§ **WHAT IS BEING ASKED**:
What is needed here is an exact printout of the data, with no pictures included.

§ **EXTRACTED MATERIAL**:
##############################

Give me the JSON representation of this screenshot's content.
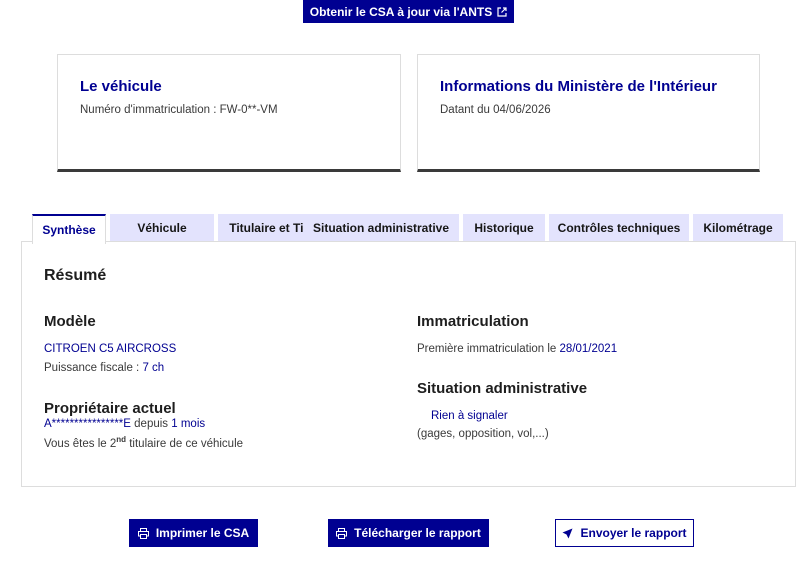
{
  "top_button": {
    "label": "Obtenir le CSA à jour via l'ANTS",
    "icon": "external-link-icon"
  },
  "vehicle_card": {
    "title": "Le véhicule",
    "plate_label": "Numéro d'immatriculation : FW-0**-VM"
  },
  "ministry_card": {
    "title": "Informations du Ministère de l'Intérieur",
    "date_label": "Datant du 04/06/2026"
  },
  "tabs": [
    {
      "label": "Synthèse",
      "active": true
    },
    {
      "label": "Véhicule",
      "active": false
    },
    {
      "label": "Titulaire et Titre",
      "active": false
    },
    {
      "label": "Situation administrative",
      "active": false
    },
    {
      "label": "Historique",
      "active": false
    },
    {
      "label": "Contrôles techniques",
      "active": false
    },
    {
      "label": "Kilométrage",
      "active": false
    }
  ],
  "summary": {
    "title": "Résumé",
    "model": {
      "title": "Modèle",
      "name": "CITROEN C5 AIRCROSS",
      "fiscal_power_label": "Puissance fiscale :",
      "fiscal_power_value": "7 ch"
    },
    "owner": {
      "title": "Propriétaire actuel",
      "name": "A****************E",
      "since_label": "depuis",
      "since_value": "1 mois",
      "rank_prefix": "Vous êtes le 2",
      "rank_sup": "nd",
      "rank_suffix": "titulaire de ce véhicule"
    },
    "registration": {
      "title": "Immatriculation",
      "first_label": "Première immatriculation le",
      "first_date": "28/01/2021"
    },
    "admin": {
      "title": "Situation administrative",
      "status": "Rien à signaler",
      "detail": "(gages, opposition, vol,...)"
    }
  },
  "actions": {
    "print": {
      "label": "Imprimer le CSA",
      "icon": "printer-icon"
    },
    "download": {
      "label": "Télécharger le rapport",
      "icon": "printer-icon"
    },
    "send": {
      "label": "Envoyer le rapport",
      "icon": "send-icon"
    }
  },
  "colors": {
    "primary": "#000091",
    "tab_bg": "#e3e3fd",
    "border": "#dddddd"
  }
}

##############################

§ **OUTPUT BELOW**:
Give me the JSON representation of this screenshot's content.
{
  "top_button": {
    "label": "Obtenir le CSA à jour via l'ANTS",
    "icon": "external-link-icon"
  },
  "vehicle_card": {
    "title": "Le véhicule",
    "plate_label": "Numéro d'immatriculation : FW-0**-VM"
  },
  "ministry_card": {
    "title": "Informations du Ministère de l'Intérieur",
    "date_label": "Datant du 04/06/2026"
  },
  "tabs": [
    {
      "label": "Synthèse",
      "active": true
    },
    {
      "label": "Véhicule",
      "active": false
    },
    {
      "label": "Titulaire et Titre",
      "active": false
    },
    {
      "label": "Situation administrative",
      "active": false
    },
    {
      "label": "Historique",
      "active": false
    },
    {
      "label": "Contrôles techniques",
      "active": false
    },
    {
      "label": "Kilométrage",
      "active": false
    }
  ],
  "summary": {
    "title": "Résumé",
    "model": {
      "title": "Modèle",
      "name": "CITROEN C5 AIRCROSS",
      "fiscal_power_label": "Puissance fiscale :",
      "fiscal_power_value": "7 ch"
    },
    "owner": {
      "title": "Propriétaire actuel",
      "name": "A****************E",
      "since_label": "depuis",
      "since_value": "1 mois",
      "rank_prefix": "Vous êtes le 2",
      "rank_sup": "nd",
      "rank_suffix": "titulaire de ce véhicule"
    },
    "registration": {
      "title": "Immatriculation",
      "first_label": "Première immatriculation le",
      "first_date": "28/01/2021"
    },
    "admin": {
      "title": "Situation administrative",
      "status": "Rien à signaler",
      "detail": "(gages, opposition, vol,...)"
    }
  },
  "actions": {
    "print": {
      "label": "Imprimer le CSA",
      "icon": "printer-icon"
    },
    "download": {
      "label": "Télécharger le rapport",
      "icon": "printer-icon"
    },
    "send": {
      "label": "Envoyer le rapport",
      "icon": "send-icon"
    }
  },
  "colors": {
    "primary": "#000091",
    "tab_bg": "#e3e3fd",
    "border": "#dddddd"
  }
}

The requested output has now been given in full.